Your assignment: Make an exact copy of the records, with the images left out.
────────────────
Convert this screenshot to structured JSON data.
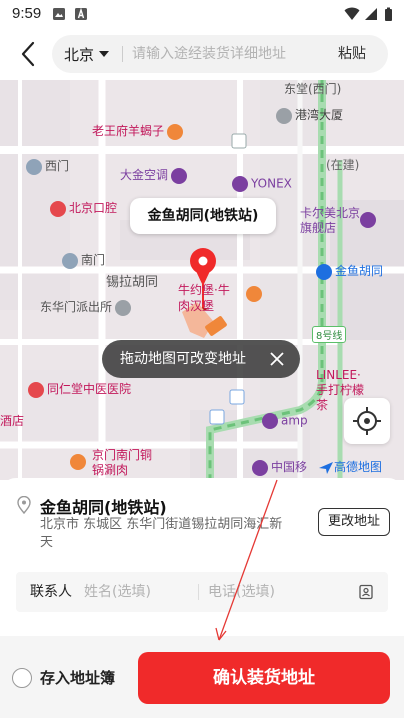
{
  "status_bar": {
    "time": "9:59"
  },
  "header": {
    "city": "北京",
    "search_placeholder": "请输入途经装货详细地址",
    "paste_label": "粘贴"
  },
  "map": {
    "selected_label": "金鱼胡同(地铁站)",
    "tip_text": "拖动地图可改变地址",
    "brand": "高德地图",
    "pois": [
      "东堂(西门)",
      "港湾大厦",
      "老王府羊蝎子",
      "西门",
      "(在建)",
      "大金空调",
      "YONEX",
      "北京口腔",
      "卡尔美北京旗舰店",
      "南门",
      "锡拉胡同",
      "金鱼胡同",
      "东华门派出所",
      "牛约堡·牛肉汉堡",
      "8号线",
      "同仁堂中医医院",
      "LINLEE·手打柠檬茶",
      "酒店",
      "amp",
      "京门南门铜锅涮肉",
      "中国移"
    ]
  },
  "address": {
    "title": "金鱼胡同(地铁站)",
    "detail": "北京市 东城区 东华门街道锡拉胡同海汇新天",
    "change_label": "更改地址"
  },
  "contact": {
    "label": "联系人",
    "name_placeholder": "姓名(选填)",
    "phone_placeholder": "电话(选填)"
  },
  "footer": {
    "save_label": "存入地址簿",
    "confirm_label": "确认装货地址"
  },
  "colors": {
    "primary_red": "#f02a2a",
    "map_bg": "#ede8ea",
    "poi_pink": "#c2185b",
    "poi_purple": "#7b3fa0",
    "metro_blue": "#1e6fe0",
    "metro_green": "#5cbf6a"
  }
}
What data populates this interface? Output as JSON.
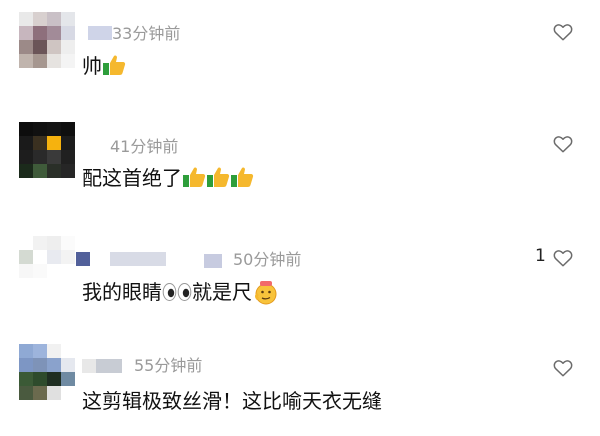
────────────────
The answer:
Convert this screenshot to structured JSON data.
{
  "status_bar": {
    "time": "9:59"
  },
  "header": {
    "city": "北京",
    "search_placeholder": "请输入途经装货详细地址",
    "paste_label": "粘贴"
  },
  "map": {
    "selected_label": "金鱼胡同(地铁站)",
    "tip_text": "拖动地图可改变地址",
    "brand": "高德地图",
    "pois": [
      "东堂(西门)",
      "港湾大厦",
      "老王府羊蝎子",
      "西门",
      "(在建)",
      "大金空调",
      "YONEX",
      "北京口腔",
      "卡尔美北京旗舰店",
      "南门",
      "锡拉胡同",
      "金鱼胡同",
      "东华门派出所",
      "牛约堡·牛肉汉堡",
      "8号线",
      "同仁堂中医医院",
      "LINLEE·手打柠檬茶",
      "酒店",
      "amp",
      "京门南门铜锅涮肉",
      "中国移"
    ]
  },
  "address": {
    "title": "金鱼胡同(地铁站)",
    "detail": "北京市 东城区 东华门街道锡拉胡同海汇新天",
    "change_label": "更改地址"
  },
  "contact": {
    "label": "联系人",
    "name_placeholder": "姓名(选填)",
    "phone_placeholder": "电话(选填)"
  },
  "footer": {
    "save_label": "存入地址簿",
    "confirm_label": "确认装货地址"
  },
  "colors": {
    "primary_red": "#f02a2a",
    "map_bg": "#ede8ea",
    "poi_pink": "#c2185b",
    "poi_purple": "#7b3fa0",
    "metro_blue": "#1e6fe0",
    "metro_green": "#5cbf6a"
  }
}
What data populates this interface? Output as JSON.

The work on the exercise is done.